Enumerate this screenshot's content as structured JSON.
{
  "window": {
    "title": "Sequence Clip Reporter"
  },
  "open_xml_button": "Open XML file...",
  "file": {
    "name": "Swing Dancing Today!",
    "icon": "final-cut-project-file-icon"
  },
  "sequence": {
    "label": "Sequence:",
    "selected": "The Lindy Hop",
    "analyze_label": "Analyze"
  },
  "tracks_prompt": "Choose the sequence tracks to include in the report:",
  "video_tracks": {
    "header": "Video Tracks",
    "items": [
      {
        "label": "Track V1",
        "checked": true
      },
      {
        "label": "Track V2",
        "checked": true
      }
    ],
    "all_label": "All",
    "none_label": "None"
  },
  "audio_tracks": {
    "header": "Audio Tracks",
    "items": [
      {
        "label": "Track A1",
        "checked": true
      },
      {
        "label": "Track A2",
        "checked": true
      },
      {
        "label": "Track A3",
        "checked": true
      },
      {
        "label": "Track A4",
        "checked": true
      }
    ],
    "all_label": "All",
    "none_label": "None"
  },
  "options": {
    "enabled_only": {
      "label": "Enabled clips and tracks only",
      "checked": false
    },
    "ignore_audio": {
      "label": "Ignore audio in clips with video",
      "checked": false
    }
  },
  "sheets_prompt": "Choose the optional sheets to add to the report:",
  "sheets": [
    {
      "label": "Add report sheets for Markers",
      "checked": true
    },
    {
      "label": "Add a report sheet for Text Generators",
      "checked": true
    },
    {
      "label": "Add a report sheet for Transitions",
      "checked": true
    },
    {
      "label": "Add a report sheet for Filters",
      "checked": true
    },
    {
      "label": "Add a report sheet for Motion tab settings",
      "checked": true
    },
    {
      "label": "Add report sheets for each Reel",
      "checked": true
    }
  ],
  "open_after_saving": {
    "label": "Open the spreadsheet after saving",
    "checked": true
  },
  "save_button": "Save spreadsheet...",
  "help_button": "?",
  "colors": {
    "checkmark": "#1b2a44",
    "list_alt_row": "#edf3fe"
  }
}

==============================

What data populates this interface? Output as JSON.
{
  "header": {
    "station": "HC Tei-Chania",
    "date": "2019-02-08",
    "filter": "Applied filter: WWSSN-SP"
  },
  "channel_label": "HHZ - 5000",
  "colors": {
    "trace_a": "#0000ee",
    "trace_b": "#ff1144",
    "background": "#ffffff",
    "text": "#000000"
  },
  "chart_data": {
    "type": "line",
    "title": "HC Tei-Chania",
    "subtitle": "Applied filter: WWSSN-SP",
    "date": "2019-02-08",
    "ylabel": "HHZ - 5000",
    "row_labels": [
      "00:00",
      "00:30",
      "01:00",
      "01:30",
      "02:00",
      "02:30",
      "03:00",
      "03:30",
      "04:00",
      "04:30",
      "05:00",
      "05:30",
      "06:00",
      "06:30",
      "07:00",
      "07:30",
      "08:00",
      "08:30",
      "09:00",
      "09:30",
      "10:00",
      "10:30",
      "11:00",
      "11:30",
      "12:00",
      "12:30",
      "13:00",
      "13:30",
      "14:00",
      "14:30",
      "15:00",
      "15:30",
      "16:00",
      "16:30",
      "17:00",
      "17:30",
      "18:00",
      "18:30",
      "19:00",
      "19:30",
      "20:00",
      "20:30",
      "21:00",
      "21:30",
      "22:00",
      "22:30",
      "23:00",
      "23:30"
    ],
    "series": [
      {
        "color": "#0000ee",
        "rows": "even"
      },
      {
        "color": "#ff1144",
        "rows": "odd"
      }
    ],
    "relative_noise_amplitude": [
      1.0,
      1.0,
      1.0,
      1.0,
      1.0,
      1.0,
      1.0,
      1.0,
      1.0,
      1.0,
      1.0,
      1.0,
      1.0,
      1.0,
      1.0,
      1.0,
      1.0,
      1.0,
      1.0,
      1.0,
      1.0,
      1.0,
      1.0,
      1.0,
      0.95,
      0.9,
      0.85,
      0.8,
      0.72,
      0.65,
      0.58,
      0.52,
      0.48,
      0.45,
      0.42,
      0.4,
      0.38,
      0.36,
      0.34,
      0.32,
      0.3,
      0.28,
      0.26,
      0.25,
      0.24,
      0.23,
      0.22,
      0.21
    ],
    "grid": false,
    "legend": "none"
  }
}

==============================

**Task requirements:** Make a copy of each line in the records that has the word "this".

**Answer box:**
Enumerate this screenshot's content as structured JSON.
What data populates this interface? Output as JSON.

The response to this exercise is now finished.